Going back to pre-COVID times, people were certainly free not to wash their hands after using the toilet. They wouldn’t be arrested for not doing it. But I think most dancers would agree that it’s unhygienic, disrespectful and, well, gross not to, especially in tango, where you’re going to hold countless other dancers’ hands with your germy ones. People are also free not to brush their teeth or wear deodorant. But in tango society, where its members spend most of their time in very close contact with each other, hand-washing, teeth-brushing and deodorant-wearing are really the bare minimum in terms of acts of respect when it comes to hygiene habits.
Now, in COVID times, there are stricter hygienic measures in place everywhere for much more urgent health reasons. Everyone is being told to wash their hands more thoroughly and often than ever and to wear masks to help protect not the comfort but the health and safety of those around us. And a surprising number of people are getting up in arms about this being an infringement on their freedom. Well, yes it is. Just like other safety regulations like not smoking in offices and restaurants, wearing a seatbelt in your car and not bringing weapons into a school or an airplane. These are all infringements on our personal freedoms, but they are for the health and safety of everyone.
I remember a few years ago a dancer I knew had decided to drastically change his lifestyle. He gave up his house and his career to follow a path of yoga, meditation and nomadic living. We didn’t see him for many months and then one day he showed up at tango barefoot and bushy-bearded in a tank top, his hairy and, frankly, very strong-smelling armpits on full display. “People’s odours don’t offend me,” he mentioned at some point. (Perhaps he had overheard someone comment on his?) Truly, I respect that. I am more non-conformist than conformist and I sure believe people should pretty much be allowed to dress how they like and choose not to wear deodorant if they don’t want to. But what about at a milonga? He danced with a couple of women who then complained to my partner and me about his smell and we were torn: Do we ask him to leave for the comfort of others or do we respect his freedom to wash and dress as he pleases? In the end he didn’t stay long anyway and we haven’t seen him since, so we never did have to tackle that particular dilemma.

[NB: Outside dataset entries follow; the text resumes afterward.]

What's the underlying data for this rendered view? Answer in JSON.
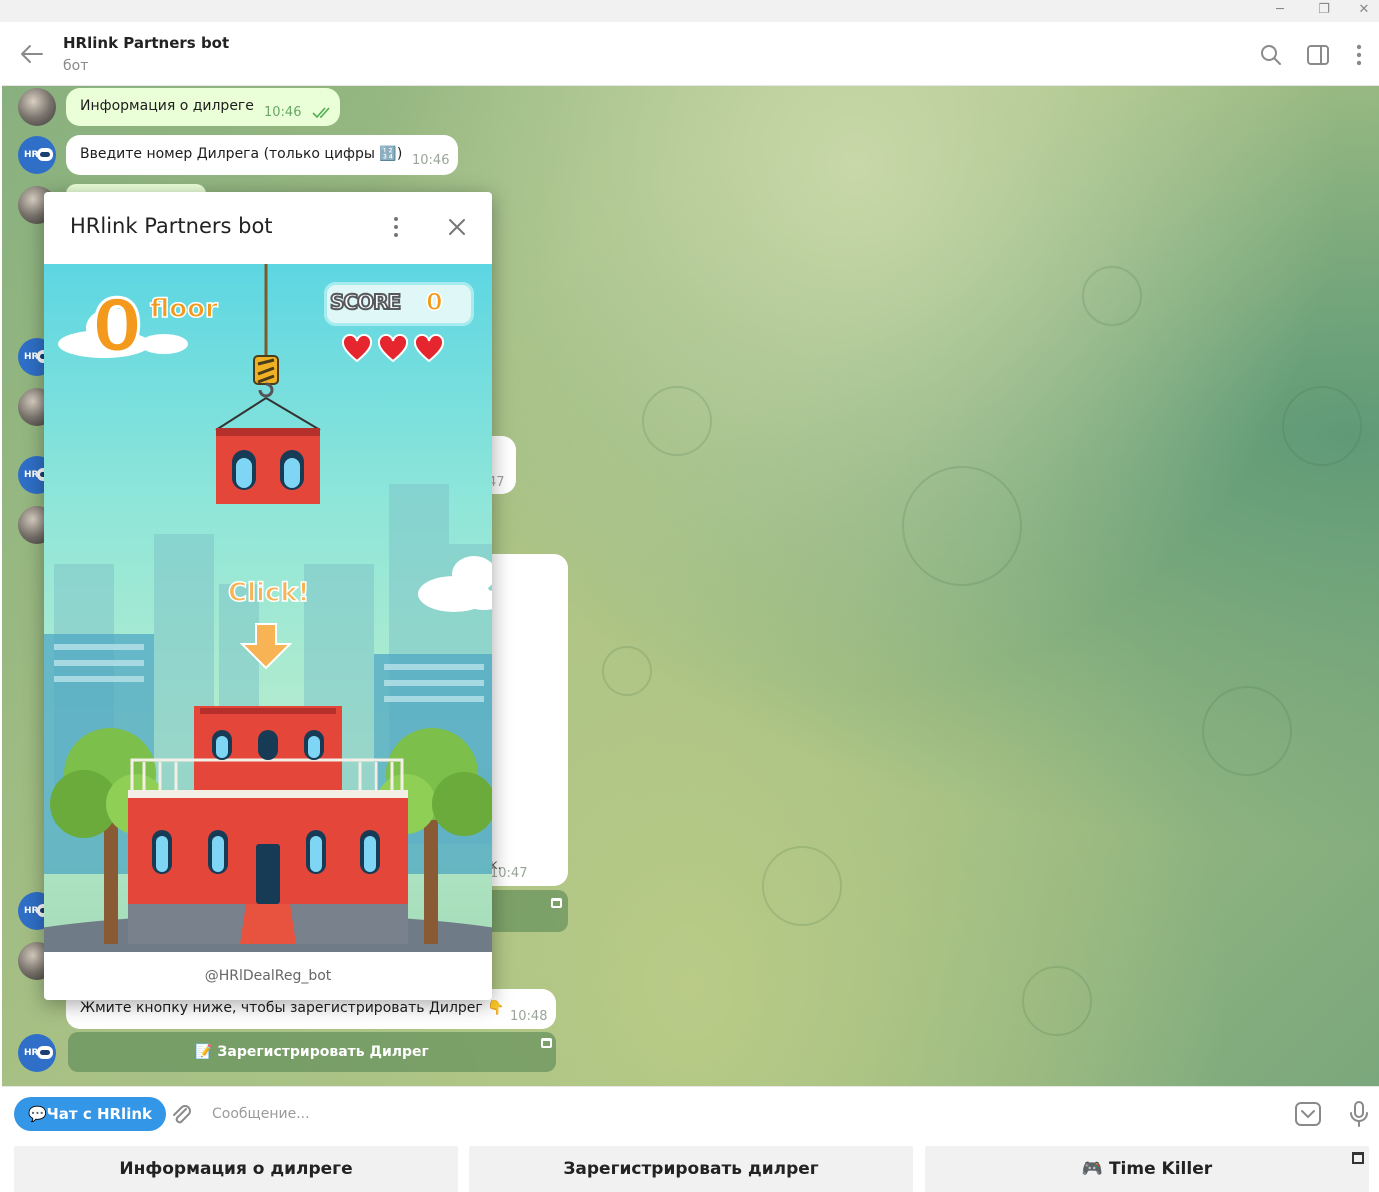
{
  "window": {
    "minimize_glyph": "─",
    "restore_glyph": "❐",
    "close_glyph": "✕"
  },
  "header": {
    "title": "HRlink Partners bot",
    "status": "бот",
    "icons": [
      "back-arrow-icon",
      "search-icon",
      "sidebar-toggle-icon",
      "more-vertical-icon"
    ]
  },
  "messages": [
    {
      "type": "out",
      "text": "Информация о дилреге",
      "time": "10:46",
      "read": true
    },
    {
      "type": "in",
      "text": "Введите номер Дилрега (только цифры 🔢)",
      "time": "10:46"
    },
    {
      "type": "in",
      "text": "",
      "time": "10:47",
      "partial": "47"
    },
    {
      "type": "in",
      "text": "",
      "time": "10:47",
      "partial": "ĸ."
    },
    {
      "type": "in",
      "text": "Жмите кнопку ниже, чтобы зарегистрировать Дилрег 👇",
      "time": "10:48"
    }
  ],
  "inline_button": {
    "label": "📝 Зарегистрировать Дилрег"
  },
  "miniapp": {
    "title": "HRlink Partners bot",
    "footer": "@HRlDealReg_bot",
    "game": {
      "floor_number": "0",
      "floor_label": "floor",
      "score_label": "SCORE",
      "score_value": "0",
      "lives": 3,
      "prompt": "Click!"
    }
  },
  "composer": {
    "chip_label": "💬Чат с HRlink",
    "placeholder": "Сообщение..."
  },
  "keyboard": {
    "buttons": [
      "Информация о дилреге",
      "Зарегистрировать дилрег",
      "🎮 Time Killer"
    ]
  },
  "colors": {
    "accent": "#3396e6",
    "outgoing_bubble": "#eaffd8",
    "game_orange": "#f39a1c"
  }
}
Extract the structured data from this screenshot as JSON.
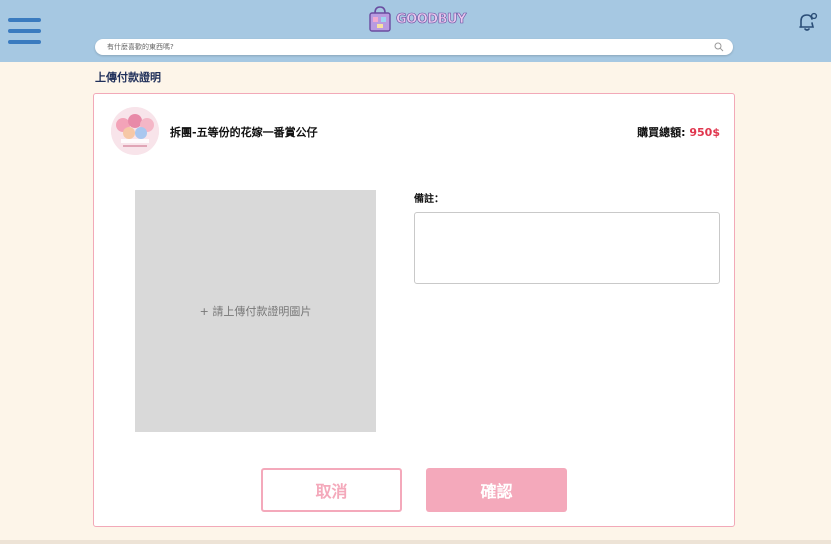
{
  "header": {
    "logo_text": "GOODBUY",
    "search_placeholder": "有什麼喜歡的東西嗎?",
    "colors": {
      "bar": "#a6c8e2",
      "menu": "#3a7bbf"
    }
  },
  "page": {
    "title": "上傳付款證明"
  },
  "order": {
    "product_name": "拆團-五等份的花嫁一番賞公仔",
    "total_label": "購買總額: ",
    "total_amount": "950$",
    "accent_color": "#e0364e"
  },
  "upload": {
    "label": "+ 請上傳付款證明圖片"
  },
  "note": {
    "label": "備註：",
    "value": ""
  },
  "actions": {
    "cancel_label": "取消",
    "confirm_label": "確認",
    "pink": "#f4a9bb"
  }
}
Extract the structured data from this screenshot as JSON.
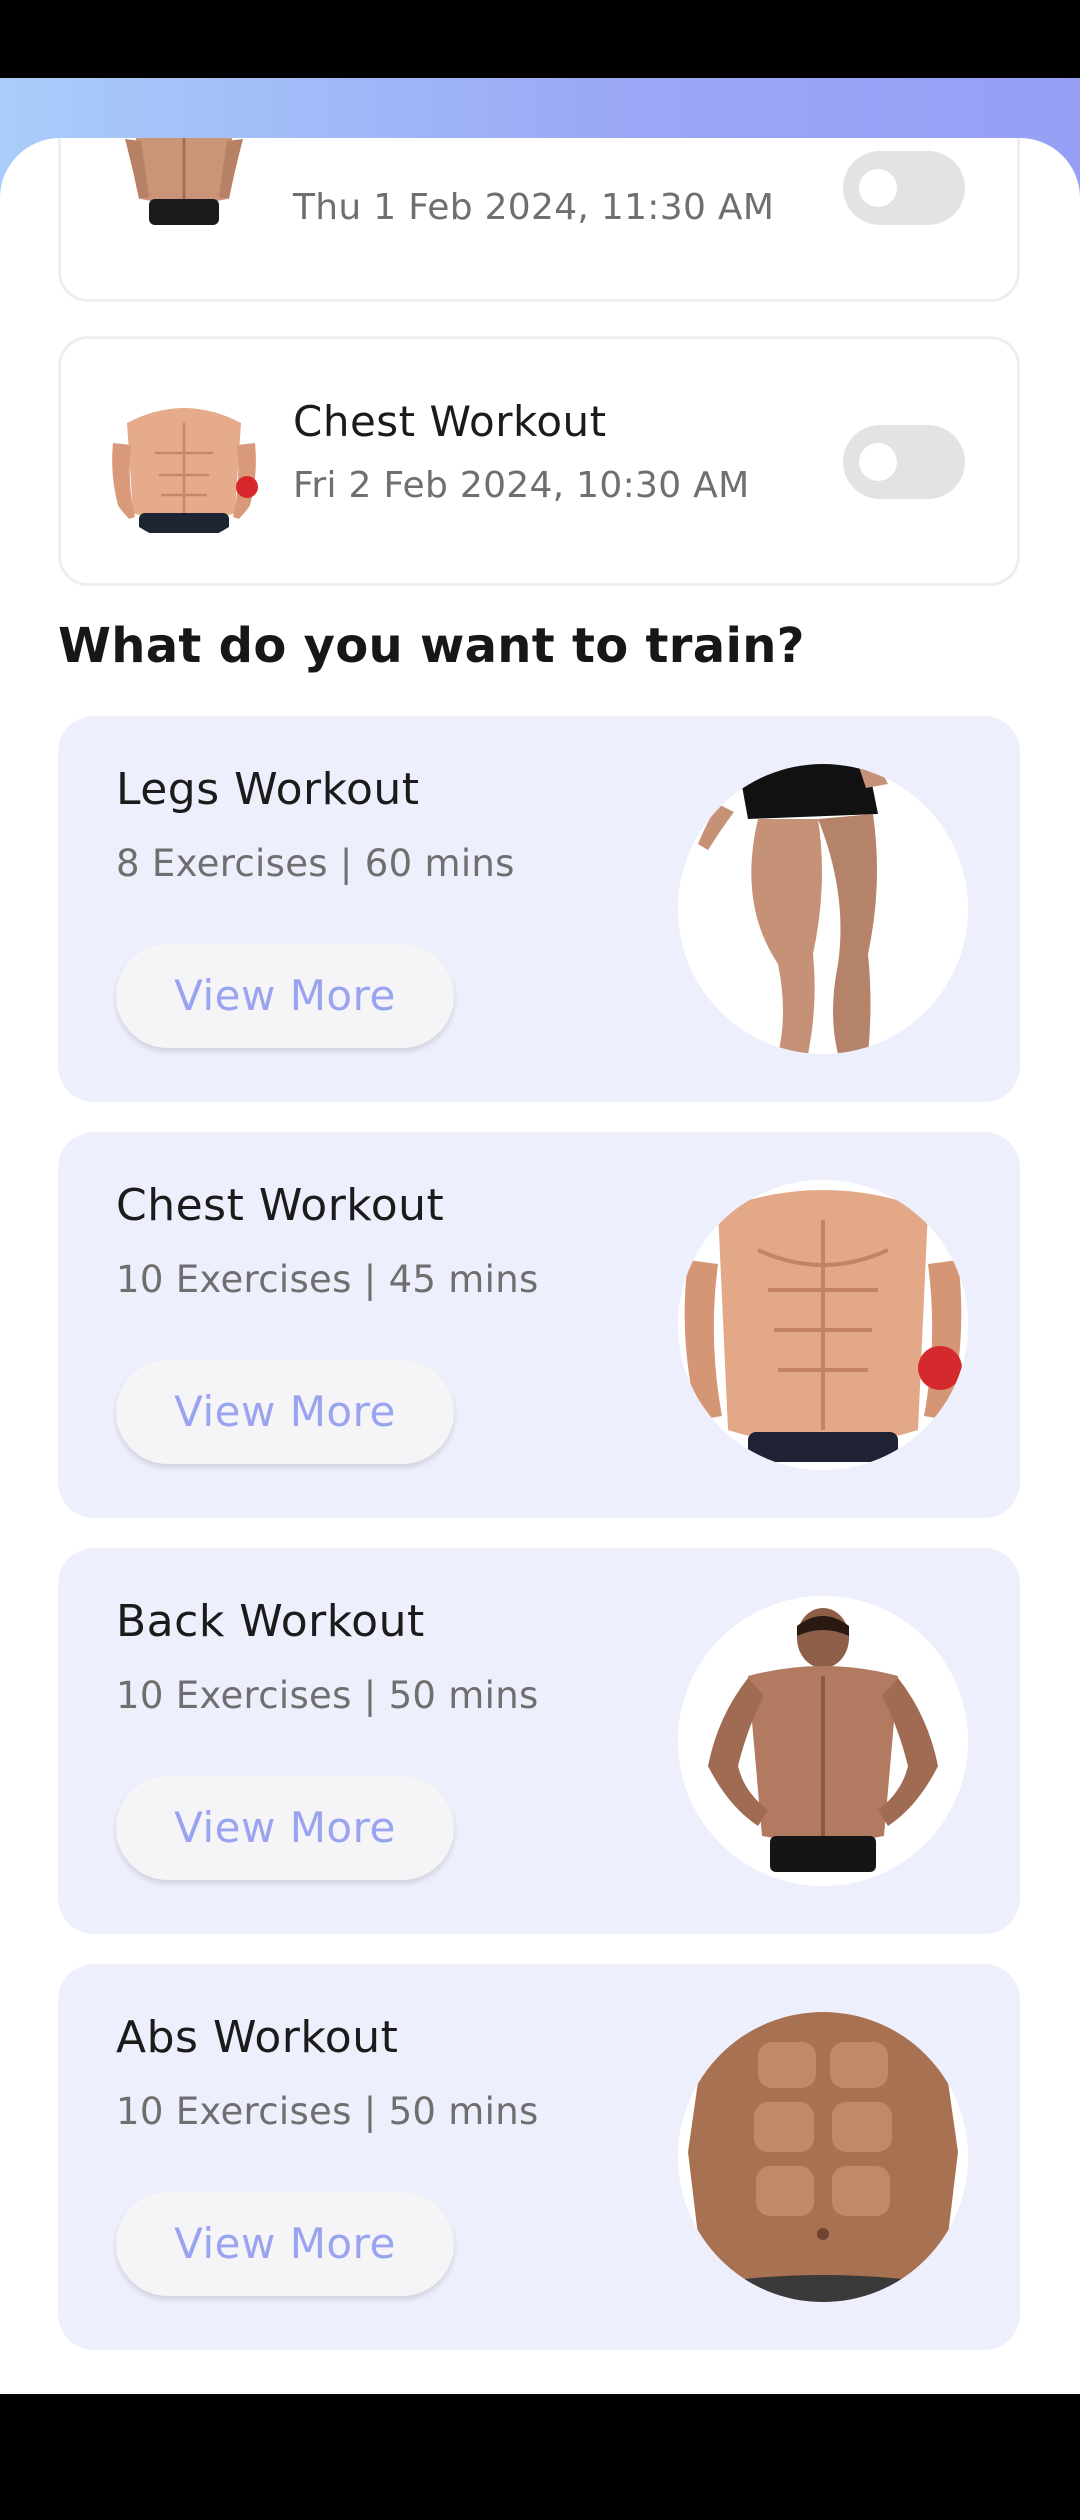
{
  "scheduled": [
    {
      "title": "",
      "date": "Thu 1 Feb 2024, 11:30 AM",
      "image": "back-torso-photo",
      "enabled": false
    },
    {
      "title": "Chest Workout",
      "date": "Fri 2 Feb 2024, 10:30 AM",
      "image": "chest-torso-photo",
      "enabled": false
    }
  ],
  "section": {
    "heading": "What do you want to train?"
  },
  "workouts": [
    {
      "title": "Legs Workout",
      "meta": "8 Exercises | 60 mins",
      "button": "View More",
      "image": "legs-photo"
    },
    {
      "title": "Chest Workout",
      "meta": "10 Exercises | 45 mins",
      "button": "View More",
      "image": "chest-photo"
    },
    {
      "title": "Back Workout",
      "meta": "10 Exercises | 50 mins",
      "button": "View More",
      "image": "back-photo"
    },
    {
      "title": "Abs Workout",
      "meta": "10 Exercises | 50 mins",
      "button": "View More",
      "image": "abs-photo"
    }
  ],
  "colors": {
    "header_gradient_start": "#a9cdfa",
    "header_gradient_end": "#969ff5",
    "card_bg": "#eeeffd",
    "button_text": "#9aa3ef",
    "toggle_off": "#e3e3e3"
  }
}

In tango we get really close to others. People’s odours do offend a lot of people, and if you’re going to dance in close embrace with other people, most of those people probably don’t want to smell your three-day-old sweat and feel your damp body hair glued against their skin. If you refuse to take other people’s comfort into consideration, while you may be expressing your own freedom of choice, you are also disregarding the freedom of those around you to enjoy a pleasant environment.
Having to follow our partner, time our steps to the music and respect the space of the other dancers all inhibit our freedom of choice and movement on the dance floor. But if we don’t do those things we are disregarding everyone else on the floor as well as the dance itself. And if we go too far, the managers of the establishment should feel free to ask us to leave.
Tango society is always a reflection of society at large, and the aforementioned parallels regarding freedom within confines have been standing out to me lately. In tango as in life we are free to move and to express ourselves, but that freedom is limited by a structure that we must respect or we will not have tango, we will have chaos.